OKLAHOMA CITY (AP) — A Native American man convicted in Oklahoma of first-degree murder and another who pleaded guilty to manslaughter had their convictions vacated because the U.S. Supreme Court ruled that much of the eastern part of the state remains a reservation on which tribal members are subject to federal and tribal law, not state law.
The moves were part of an effort to vacate the convictions of Native Americans prosecuted, convicted, and sentenced in Oklahoma’s state courts. The court’s 5-4 landmark ruling Thursday in the Muscogee (Creek) Nation case means that Oklahoma prosecutors lack the authority to pursue criminal cases against American Indian defendants in the eastern half of Oklahoma that includes most of Tulsa, the state’s second-largest city.
After the Creek ruling, justices vacated the convictions of Joe Johnson Jr., who had been serving a life sentence for a fatal shooting in Seminole County, and Travis Wayne Bailey, who had been serving 36 years in prison for killing a man in a vehicular crash while Bailey was high on methamphetamine. They and two convicted sex offenders have won new trials, The Oklahoman reported.
Justices had delayed action on the four appeals until handing down their Creek ruling involving Jimcy McGirt, 71, who is serving a 500-year prison sentence for child molestation. He could be retried in federal court, as could Patrick Murphy, who was convicted of killing a fellow tribe member in 1999 and sentenced to death.
However, Murphy would not face the death penalty in federal court for a crime in which prosecutors said he mutilated the victim and left him to bleed to death on the side of a country road.

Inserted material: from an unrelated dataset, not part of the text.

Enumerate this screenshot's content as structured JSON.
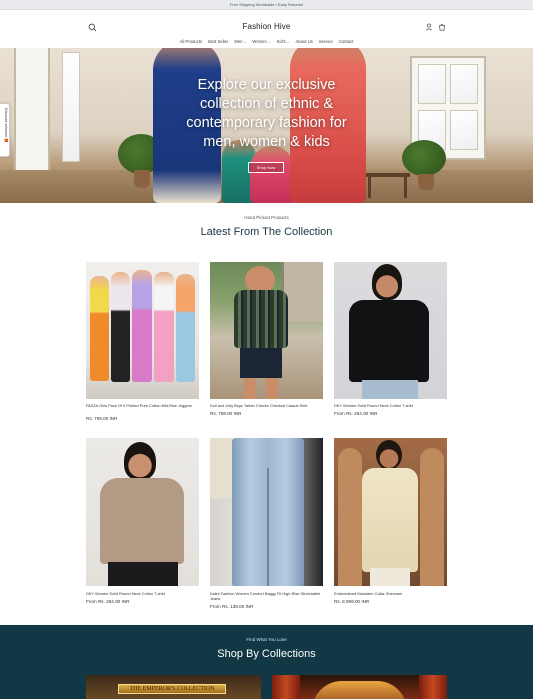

Justices concluded that Congress had never officially terminated the reservations’ autonomy before combining what had been the Indian and Oklahoma territories into the state of Oklahoma in 1907, leaving the federal courts in charge of judging and punishing crimes on the reservations.